----- Supplied records
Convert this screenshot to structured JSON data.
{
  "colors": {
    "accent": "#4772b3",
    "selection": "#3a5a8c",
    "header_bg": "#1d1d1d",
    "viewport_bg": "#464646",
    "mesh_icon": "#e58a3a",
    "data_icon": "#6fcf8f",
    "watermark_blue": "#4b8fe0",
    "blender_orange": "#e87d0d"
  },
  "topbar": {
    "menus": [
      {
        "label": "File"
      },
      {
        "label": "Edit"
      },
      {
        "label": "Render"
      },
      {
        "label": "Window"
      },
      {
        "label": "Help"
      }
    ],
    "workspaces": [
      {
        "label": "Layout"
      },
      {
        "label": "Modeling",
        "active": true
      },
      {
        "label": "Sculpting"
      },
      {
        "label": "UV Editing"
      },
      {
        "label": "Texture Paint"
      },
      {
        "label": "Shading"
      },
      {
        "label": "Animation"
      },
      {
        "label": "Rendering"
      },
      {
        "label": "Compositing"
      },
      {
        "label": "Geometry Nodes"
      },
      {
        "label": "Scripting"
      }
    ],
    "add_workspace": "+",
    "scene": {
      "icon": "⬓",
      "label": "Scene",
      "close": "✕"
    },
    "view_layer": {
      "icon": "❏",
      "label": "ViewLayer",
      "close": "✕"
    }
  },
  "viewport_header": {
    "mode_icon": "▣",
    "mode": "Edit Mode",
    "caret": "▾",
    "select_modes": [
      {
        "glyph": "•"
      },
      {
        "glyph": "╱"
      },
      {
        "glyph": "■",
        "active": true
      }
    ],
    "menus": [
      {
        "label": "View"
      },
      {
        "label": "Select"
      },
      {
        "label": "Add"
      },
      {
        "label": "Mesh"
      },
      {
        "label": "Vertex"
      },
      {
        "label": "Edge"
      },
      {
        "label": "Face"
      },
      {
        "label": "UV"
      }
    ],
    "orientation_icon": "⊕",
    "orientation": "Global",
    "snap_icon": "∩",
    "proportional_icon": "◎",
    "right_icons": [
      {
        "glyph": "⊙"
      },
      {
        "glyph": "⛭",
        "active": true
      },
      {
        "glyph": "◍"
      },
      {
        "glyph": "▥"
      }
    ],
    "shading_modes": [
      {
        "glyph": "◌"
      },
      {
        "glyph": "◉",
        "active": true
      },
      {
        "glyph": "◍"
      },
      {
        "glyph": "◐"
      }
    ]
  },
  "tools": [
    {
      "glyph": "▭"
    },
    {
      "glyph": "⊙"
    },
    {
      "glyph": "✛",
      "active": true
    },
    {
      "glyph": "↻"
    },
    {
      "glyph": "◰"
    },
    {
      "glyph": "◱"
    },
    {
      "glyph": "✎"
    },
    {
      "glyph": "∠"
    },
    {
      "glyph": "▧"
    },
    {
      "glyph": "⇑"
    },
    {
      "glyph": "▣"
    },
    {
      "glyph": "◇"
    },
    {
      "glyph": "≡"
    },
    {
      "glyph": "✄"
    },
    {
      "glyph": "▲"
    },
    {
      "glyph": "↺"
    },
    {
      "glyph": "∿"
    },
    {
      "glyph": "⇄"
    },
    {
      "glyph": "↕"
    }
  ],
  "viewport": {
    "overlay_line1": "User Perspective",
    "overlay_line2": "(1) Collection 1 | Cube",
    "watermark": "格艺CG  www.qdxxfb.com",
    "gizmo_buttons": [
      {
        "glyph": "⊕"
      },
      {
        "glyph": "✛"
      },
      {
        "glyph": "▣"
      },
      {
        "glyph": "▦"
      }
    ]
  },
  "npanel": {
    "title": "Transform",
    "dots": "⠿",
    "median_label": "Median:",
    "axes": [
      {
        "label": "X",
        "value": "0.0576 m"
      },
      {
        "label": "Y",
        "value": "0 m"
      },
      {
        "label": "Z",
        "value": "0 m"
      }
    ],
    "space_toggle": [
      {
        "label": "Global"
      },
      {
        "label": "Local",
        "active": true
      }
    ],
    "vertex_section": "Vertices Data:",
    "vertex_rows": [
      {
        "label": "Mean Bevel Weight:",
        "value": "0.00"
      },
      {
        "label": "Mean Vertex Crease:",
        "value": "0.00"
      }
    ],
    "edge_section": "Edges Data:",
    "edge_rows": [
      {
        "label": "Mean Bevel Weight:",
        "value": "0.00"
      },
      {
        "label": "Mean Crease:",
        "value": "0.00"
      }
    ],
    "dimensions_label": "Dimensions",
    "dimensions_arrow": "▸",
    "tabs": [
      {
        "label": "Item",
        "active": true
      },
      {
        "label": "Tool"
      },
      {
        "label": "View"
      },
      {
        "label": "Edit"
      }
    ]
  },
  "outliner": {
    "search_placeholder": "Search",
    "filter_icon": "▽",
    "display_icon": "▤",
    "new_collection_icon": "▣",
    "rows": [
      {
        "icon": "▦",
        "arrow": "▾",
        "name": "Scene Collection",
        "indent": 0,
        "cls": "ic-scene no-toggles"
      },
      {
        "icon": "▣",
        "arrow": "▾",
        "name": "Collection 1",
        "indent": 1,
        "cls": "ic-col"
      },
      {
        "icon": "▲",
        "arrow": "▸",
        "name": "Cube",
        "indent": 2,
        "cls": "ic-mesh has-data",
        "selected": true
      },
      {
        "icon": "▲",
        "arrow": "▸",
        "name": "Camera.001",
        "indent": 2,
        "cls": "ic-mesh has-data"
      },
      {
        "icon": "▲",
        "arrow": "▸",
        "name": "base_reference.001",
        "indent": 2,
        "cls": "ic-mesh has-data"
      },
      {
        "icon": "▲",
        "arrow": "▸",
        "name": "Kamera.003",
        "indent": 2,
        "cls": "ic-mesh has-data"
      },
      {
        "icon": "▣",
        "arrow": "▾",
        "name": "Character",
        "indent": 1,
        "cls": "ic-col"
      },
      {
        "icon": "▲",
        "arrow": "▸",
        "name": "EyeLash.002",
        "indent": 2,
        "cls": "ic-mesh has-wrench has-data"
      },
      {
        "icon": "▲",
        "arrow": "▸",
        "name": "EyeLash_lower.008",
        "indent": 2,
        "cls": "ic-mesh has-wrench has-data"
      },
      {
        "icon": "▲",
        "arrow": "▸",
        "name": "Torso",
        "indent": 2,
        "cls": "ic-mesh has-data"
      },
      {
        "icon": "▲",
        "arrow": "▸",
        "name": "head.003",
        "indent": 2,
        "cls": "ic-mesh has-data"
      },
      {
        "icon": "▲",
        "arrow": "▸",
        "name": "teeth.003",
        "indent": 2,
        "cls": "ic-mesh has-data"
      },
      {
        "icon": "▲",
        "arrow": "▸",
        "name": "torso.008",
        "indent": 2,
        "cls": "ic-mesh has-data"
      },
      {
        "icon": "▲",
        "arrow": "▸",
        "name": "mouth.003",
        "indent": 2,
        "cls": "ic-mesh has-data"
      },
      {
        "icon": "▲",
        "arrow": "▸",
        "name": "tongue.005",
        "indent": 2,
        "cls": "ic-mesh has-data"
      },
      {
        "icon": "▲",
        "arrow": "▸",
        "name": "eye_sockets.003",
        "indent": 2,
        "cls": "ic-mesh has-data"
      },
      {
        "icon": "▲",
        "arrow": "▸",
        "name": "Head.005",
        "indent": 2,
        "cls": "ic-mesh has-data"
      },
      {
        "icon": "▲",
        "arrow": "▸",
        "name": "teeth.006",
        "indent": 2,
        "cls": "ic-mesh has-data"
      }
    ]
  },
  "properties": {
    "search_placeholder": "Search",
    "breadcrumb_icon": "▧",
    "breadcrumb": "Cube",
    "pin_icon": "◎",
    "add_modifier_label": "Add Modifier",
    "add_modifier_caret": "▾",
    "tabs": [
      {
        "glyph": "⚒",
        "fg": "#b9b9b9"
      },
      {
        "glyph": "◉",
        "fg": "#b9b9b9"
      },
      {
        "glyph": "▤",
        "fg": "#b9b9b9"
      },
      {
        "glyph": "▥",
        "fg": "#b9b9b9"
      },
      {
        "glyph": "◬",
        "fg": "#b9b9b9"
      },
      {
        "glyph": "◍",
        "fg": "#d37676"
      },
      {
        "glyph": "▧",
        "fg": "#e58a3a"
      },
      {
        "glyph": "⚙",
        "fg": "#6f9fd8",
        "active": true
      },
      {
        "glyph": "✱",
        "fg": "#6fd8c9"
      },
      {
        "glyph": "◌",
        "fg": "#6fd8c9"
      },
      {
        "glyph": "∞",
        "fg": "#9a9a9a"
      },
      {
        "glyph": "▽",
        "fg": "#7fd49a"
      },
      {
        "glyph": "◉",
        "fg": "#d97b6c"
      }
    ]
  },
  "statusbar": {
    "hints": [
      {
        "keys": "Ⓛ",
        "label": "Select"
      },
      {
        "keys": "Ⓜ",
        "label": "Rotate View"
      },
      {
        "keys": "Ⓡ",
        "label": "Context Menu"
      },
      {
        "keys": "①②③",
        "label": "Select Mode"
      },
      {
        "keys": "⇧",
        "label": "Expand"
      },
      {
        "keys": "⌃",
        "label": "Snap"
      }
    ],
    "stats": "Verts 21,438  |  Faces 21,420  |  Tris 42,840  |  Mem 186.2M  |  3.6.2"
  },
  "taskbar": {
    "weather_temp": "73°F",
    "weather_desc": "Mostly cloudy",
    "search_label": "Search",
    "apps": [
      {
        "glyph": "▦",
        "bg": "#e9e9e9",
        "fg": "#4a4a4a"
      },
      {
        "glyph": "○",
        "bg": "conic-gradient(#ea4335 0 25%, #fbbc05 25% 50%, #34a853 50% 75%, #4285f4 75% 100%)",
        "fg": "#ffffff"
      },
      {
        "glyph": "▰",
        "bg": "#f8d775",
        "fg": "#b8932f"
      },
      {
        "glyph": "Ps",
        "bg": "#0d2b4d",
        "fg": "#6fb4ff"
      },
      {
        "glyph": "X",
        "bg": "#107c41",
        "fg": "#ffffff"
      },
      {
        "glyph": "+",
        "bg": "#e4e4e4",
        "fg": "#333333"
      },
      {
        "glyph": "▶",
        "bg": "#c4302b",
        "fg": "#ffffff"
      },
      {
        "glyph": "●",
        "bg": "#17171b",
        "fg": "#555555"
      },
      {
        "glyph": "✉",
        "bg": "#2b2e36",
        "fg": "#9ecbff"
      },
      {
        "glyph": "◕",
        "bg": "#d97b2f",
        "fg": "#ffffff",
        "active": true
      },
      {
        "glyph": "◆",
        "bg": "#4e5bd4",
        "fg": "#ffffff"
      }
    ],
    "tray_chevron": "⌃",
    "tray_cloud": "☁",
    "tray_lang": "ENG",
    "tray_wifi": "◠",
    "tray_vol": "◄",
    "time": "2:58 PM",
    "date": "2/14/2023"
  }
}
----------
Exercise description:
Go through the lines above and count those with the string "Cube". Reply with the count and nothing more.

Written answer:
3